■ **THE PROBLEM**: The answer must consist of every line in the records below that contains the string "Coverage".
DATA FOR REVIEW Start Marker
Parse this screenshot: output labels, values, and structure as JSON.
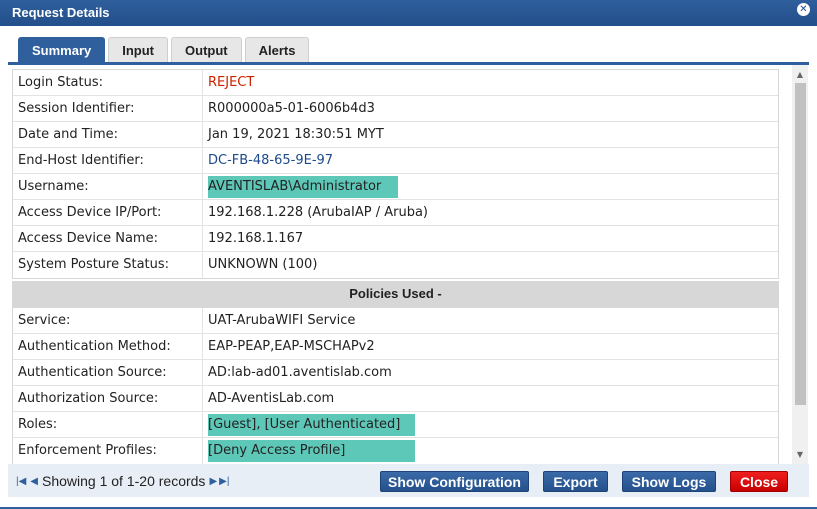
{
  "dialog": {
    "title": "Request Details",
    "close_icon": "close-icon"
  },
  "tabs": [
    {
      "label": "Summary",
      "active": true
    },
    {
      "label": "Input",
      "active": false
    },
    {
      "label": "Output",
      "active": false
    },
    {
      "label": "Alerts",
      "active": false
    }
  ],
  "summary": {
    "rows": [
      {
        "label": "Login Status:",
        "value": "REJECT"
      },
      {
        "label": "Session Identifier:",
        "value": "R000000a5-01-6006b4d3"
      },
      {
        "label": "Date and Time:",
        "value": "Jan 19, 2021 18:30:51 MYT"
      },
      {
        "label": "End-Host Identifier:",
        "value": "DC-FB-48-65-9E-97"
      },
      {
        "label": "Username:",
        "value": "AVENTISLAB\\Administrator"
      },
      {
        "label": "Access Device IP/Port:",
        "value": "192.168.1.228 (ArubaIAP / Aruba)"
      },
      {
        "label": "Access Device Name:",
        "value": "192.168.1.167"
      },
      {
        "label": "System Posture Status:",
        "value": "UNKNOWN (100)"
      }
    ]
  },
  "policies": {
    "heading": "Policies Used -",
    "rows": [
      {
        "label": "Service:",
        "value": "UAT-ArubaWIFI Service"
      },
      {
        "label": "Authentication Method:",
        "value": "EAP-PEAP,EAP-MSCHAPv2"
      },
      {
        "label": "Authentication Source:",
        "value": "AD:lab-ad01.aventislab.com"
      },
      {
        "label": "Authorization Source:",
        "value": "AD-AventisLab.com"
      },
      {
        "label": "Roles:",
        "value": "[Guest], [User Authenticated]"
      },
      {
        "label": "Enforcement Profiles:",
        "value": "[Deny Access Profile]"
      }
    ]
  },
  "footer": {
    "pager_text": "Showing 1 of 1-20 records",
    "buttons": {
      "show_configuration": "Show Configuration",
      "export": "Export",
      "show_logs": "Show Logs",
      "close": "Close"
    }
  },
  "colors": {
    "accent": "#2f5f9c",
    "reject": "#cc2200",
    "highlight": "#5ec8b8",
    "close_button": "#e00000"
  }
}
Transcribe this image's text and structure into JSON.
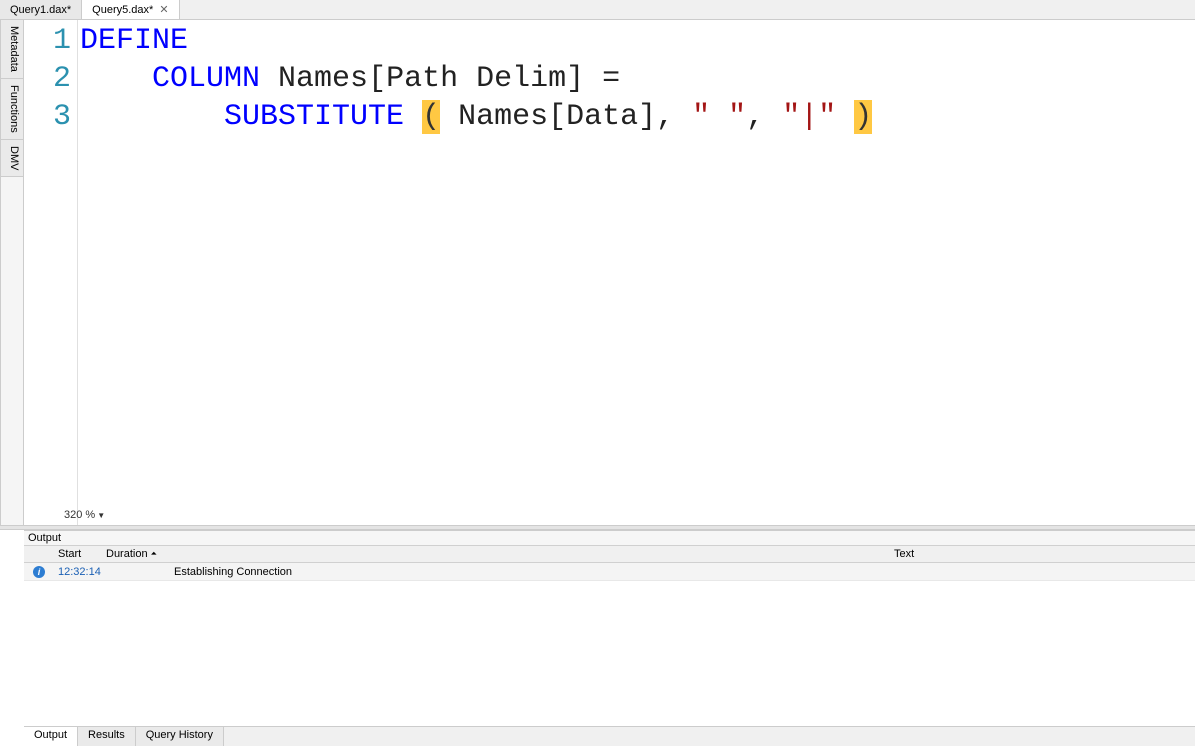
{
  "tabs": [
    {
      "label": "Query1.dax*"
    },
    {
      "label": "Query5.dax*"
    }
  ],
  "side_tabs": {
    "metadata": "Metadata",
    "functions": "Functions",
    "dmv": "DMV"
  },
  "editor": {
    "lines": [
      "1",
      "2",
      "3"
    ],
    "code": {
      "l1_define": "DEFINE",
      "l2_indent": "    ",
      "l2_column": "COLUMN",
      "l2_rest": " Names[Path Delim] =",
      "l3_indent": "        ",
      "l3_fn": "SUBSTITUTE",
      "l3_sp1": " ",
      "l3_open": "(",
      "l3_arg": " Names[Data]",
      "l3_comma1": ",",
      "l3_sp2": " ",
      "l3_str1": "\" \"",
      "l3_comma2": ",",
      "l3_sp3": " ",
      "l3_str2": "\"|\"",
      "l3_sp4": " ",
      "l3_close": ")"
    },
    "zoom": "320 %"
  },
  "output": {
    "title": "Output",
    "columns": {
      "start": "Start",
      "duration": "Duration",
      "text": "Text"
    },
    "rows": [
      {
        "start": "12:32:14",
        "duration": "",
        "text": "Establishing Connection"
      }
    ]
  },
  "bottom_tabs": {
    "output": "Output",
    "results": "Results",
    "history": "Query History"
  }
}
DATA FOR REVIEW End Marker
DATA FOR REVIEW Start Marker
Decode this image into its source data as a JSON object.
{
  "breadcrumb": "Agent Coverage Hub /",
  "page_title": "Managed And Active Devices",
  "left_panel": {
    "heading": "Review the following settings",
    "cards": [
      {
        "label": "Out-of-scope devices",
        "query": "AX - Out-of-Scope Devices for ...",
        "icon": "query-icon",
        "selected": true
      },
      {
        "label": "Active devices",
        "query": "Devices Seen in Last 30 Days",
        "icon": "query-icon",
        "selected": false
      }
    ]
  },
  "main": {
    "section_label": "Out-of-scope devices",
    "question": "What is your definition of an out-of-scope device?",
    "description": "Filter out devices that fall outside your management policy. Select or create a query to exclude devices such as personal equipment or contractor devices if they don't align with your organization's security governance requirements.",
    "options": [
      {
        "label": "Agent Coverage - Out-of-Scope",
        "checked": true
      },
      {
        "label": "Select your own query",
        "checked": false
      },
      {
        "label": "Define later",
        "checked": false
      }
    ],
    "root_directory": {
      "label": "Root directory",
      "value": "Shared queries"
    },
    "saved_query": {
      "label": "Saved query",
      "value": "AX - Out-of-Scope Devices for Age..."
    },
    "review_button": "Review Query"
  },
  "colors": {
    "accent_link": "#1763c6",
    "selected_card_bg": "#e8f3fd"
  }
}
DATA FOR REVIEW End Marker
■ **ANSWER SECTION**:
  "breadcrumb": "Agent Coverage Hub /",
        "label": "Agent Coverage - Out-of-Scope",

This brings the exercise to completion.